Although the entries contain pictures, only their text goes into the copy, set down exactly.

- [Records for the exercise]:
Segment Open
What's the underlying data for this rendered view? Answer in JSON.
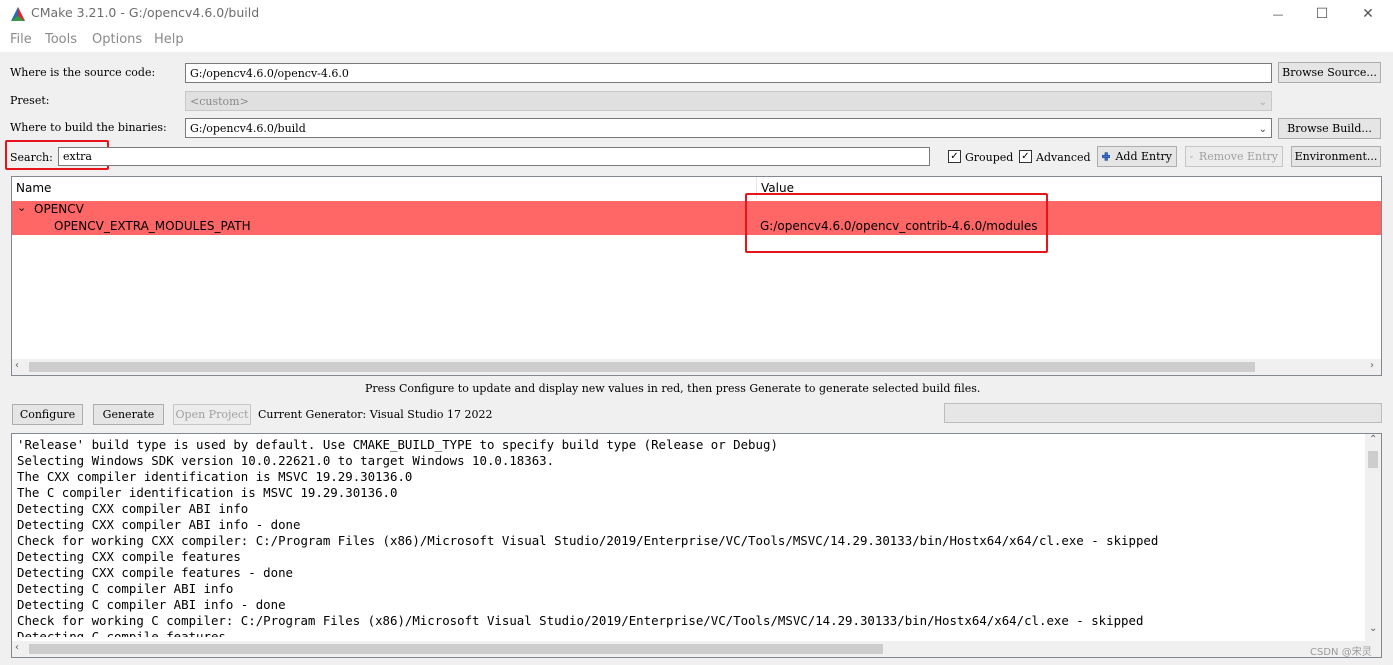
{
  "window": {
    "title": "CMake 3.21.0 - G:/opencv4.6.0/build",
    "minimize_glyph": "—",
    "maximize_glyph": "☐",
    "close_glyph": "✕"
  },
  "menu": [
    "File",
    "Tools",
    "Options",
    "Help"
  ],
  "source": {
    "label": "Where is the source code:",
    "value": "G:/opencv4.6.0/opencv-4.6.0",
    "browse_label": "Browse Source..."
  },
  "preset": {
    "label": "Preset:",
    "value": "<custom>"
  },
  "build": {
    "label": "Where to build the binaries:",
    "value": "G:/opencv4.6.0/build",
    "browse_label": "Browse Build..."
  },
  "search": {
    "label": "Search:",
    "value": "extra"
  },
  "options": {
    "grouped_label": "Grouped",
    "grouped_checked": true,
    "advanced_label": "Advanced",
    "advanced_checked": true,
    "add_entry_label": "Add Entry",
    "remove_entry_label": "Remove Entry",
    "environment_label": "Environment..."
  },
  "tree": {
    "col_name": "Name",
    "col_value": "Value",
    "group": "OPENCV",
    "entry_name": "OPENCV_EXTRA_MODULES_PATH",
    "entry_value": "G:/opencv4.6.0/opencv_contrib-4.6.0/modules",
    "highlight_color": "#ff6666"
  },
  "hint": "Press Configure to update and display new values in red, then press Generate to generate selected build files.",
  "actions": {
    "configure_label": "Configure",
    "generate_label": "Generate",
    "open_project_label": "Open Project",
    "generator_text": "Current Generator: Visual Studio 17 2022"
  },
  "log_lines": [
    "'Release' build type is used by default. Use CMAKE_BUILD_TYPE to specify build type (Release or Debug)",
    "Selecting Windows SDK version 10.0.22621.0 to target Windows 10.0.18363.",
    "The CXX compiler identification is MSVC 19.29.30136.0",
    "The C compiler identification is MSVC 19.29.30136.0",
    "Detecting CXX compiler ABI info",
    "Detecting CXX compiler ABI info - done",
    "Check for working CXX compiler: C:/Program Files (x86)/Microsoft Visual Studio/2019/Enterprise/VC/Tools/MSVC/14.29.30133/bin/Hostx64/x64/cl.exe - skipped",
    "Detecting CXX compile features",
    "Detecting CXX compile features - done",
    "Detecting C compiler ABI info",
    "Detecting C compiler ABI info - done",
    "Check for working C compiler: C:/Program Files (x86)/Microsoft Visual Studio/2019/Enterprise/VC/Tools/MSVC/14.29.30133/bin/Hostx64/x64/cl.exe - skipped",
    "Detecting C compile features"
  ],
  "watermark": "CSDN @宋灵"
}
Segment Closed
- [Output below]:
What's the underlying data for this rendered view? Answer in JSON.
{
  "window": {
    "title": "CMake 3.21.0 - G:/opencv4.6.0/build",
    "minimize_glyph": "—",
    "maximize_glyph": "☐",
    "close_glyph": "✕"
  },
  "menu": [
    "File",
    "Tools",
    "Options",
    "Help"
  ],
  "source": {
    "label": "Where is the source code:",
    "value": "G:/opencv4.6.0/opencv-4.6.0",
    "browse_label": "Browse Source..."
  },
  "preset": {
    "label": "Preset:",
    "value": "<custom>"
  },
  "build": {
    "label": "Where to build the binaries:",
    "value": "G:/opencv4.6.0/build",
    "browse_label": "Browse Build..."
  },
  "search": {
    "label": "Search:",
    "value": "extra"
  },
  "options": {
    "grouped_label": "Grouped",
    "grouped_checked": true,
    "advanced_label": "Advanced",
    "advanced_checked": true,
    "add_entry_label": "Add Entry",
    "remove_entry_label": "Remove Entry",
    "environment_label": "Environment..."
  },
  "tree": {
    "col_name": "Name",
    "col_value": "Value",
    "group": "OPENCV",
    "entry_name": "OPENCV_EXTRA_MODULES_PATH",
    "entry_value": "G:/opencv4.6.0/opencv_contrib-4.6.0/modules",
    "highlight_color": "#ff6666"
  },
  "hint": "Press Configure to update and display new values in red, then press Generate to generate selected build files.",
  "actions": {
    "configure_label": "Configure",
    "generate_label": "Generate",
    "open_project_label": "Open Project",
    "generator_text": "Current Generator: Visual Studio 17 2022"
  },
  "log_lines": [
    "'Release' build type is used by default. Use CMAKE_BUILD_TYPE to specify build type (Release or Debug)",
    "Selecting Windows SDK version 10.0.22621.0 to target Windows 10.0.18363.",
    "The CXX compiler identification is MSVC 19.29.30136.0",
    "The C compiler identification is MSVC 19.29.30136.0",
    "Detecting CXX compiler ABI info",
    "Detecting CXX compiler ABI info - done",
    "Check for working CXX compiler: C:/Program Files (x86)/Microsoft Visual Studio/2019/Enterprise/VC/Tools/MSVC/14.29.30133/bin/Hostx64/x64/cl.exe - skipped",
    "Detecting CXX compile features",
    "Detecting CXX compile features - done",
    "Detecting C compiler ABI info",
    "Detecting C compiler ABI info - done",
    "Check for working C compiler: C:/Program Files (x86)/Microsoft Visual Studio/2019/Enterprise/VC/Tools/MSVC/14.29.30133/bin/Hostx64/x64/cl.exe - skipped",
    "Detecting C compile features"
  ],
  "watermark": "CSDN @宋灵"
}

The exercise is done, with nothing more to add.